    I have no possibility to test it.

    1. Hi TD!
      I own a pair of Pinnacle 105’s and I love them, but only in fresh snow. I wish I had a 95 for the other days, so if you’re only skiing fresh snow, get the 105, but if you’re skiing this setup all-mountain, the 95 will be far more versatile. I’d go with the 177. Hope that helps!
      SE

      1. THX for youre answer. Did you think with my 5’10” and 209lbs is the 184cm Pinnacle 95 the better choice?

  16. Oregon resort skier. Like groomed and off groom. I just like to ski. Advanced, moderately aggressive, 6′ 3.5″, athletic 56 years old and 190 lbs. Came off of Line Prophet 100’s at 186 that I rode for 8 years. Really like them, but wanted something more maneuverable as I chase my ex-racer/bump ski competitor friends around the mountain. Bought 2017/18 QST 99 at 181. Love the playful rocker, but after about 10 days on them they are too short and too soft. Thinking Nordica Enforcer 100’s at 185? For deeper snow I have Armada Tracer 118’s at 188, so looking for an all mountain that carves great at any radius, but is also fun in 6″ powder and steeps.

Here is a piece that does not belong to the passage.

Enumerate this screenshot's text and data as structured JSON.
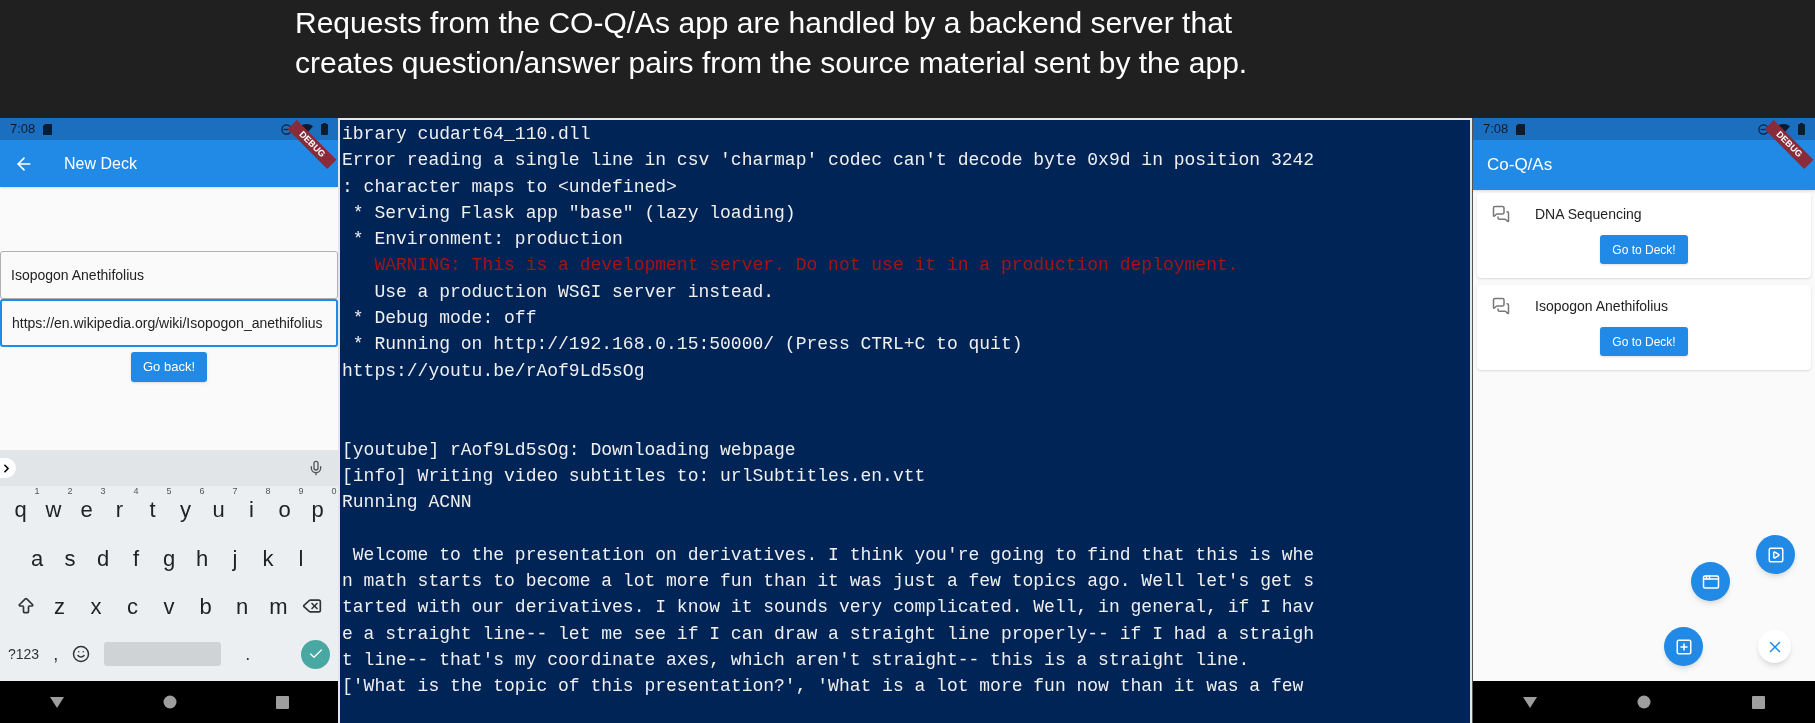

I am not a big bump fan.

    Thanks,
    Eric

    1. Hi Eric!
      The Enforcer 100 in the 185 sounds like a great all-mountain ski for you. They’re stout and stable and can handle quite a bit of snow. I like how the build combined with the profile make them both stable and maneuverable at the same time. On-piste, they’re a blast as well–handling everything from fresh corduroy to chopped-up late day mess. Hope that helps!
      SE

  17. Hi SE,

    I’m 6’1 175lbs and am looking for an all mountain ski. I currently have the soul 7s at 188cm and quickly realized they are too soft and too long for me as I feel I have trouble taking charge of the ski in crud. I have a groomer ski and want to replace my soul 7s for powder days, but still be able to use the skis towards the end of the day when there’s mostly crud/groomers left. I have been looking at the blizzard rustler 10, liberty 106s, j skis the metal, and moment pb&j. As I try to widen my search as I’m a college student on a budget, I came across these K2s and have heard great reviews, but I’m worried that 184cm might still be too big for me. Any ideas or guidance?

    Thanks!

    1. Hi Daniel!
      I’m 6/2 220 and I have the 191 in the Pinnacle 105 and love it. They’re not making it anymore, it has morphed into the Mindbender 108, and that’s a pretty ripping ski too. If you can find one in a 184, I bet you’d love it. Of the other skis on your list, I’m a fan of the Rustler 10 and the Liberty, and haven’t gotten on the J or the Moment. Hope that helps!
      SE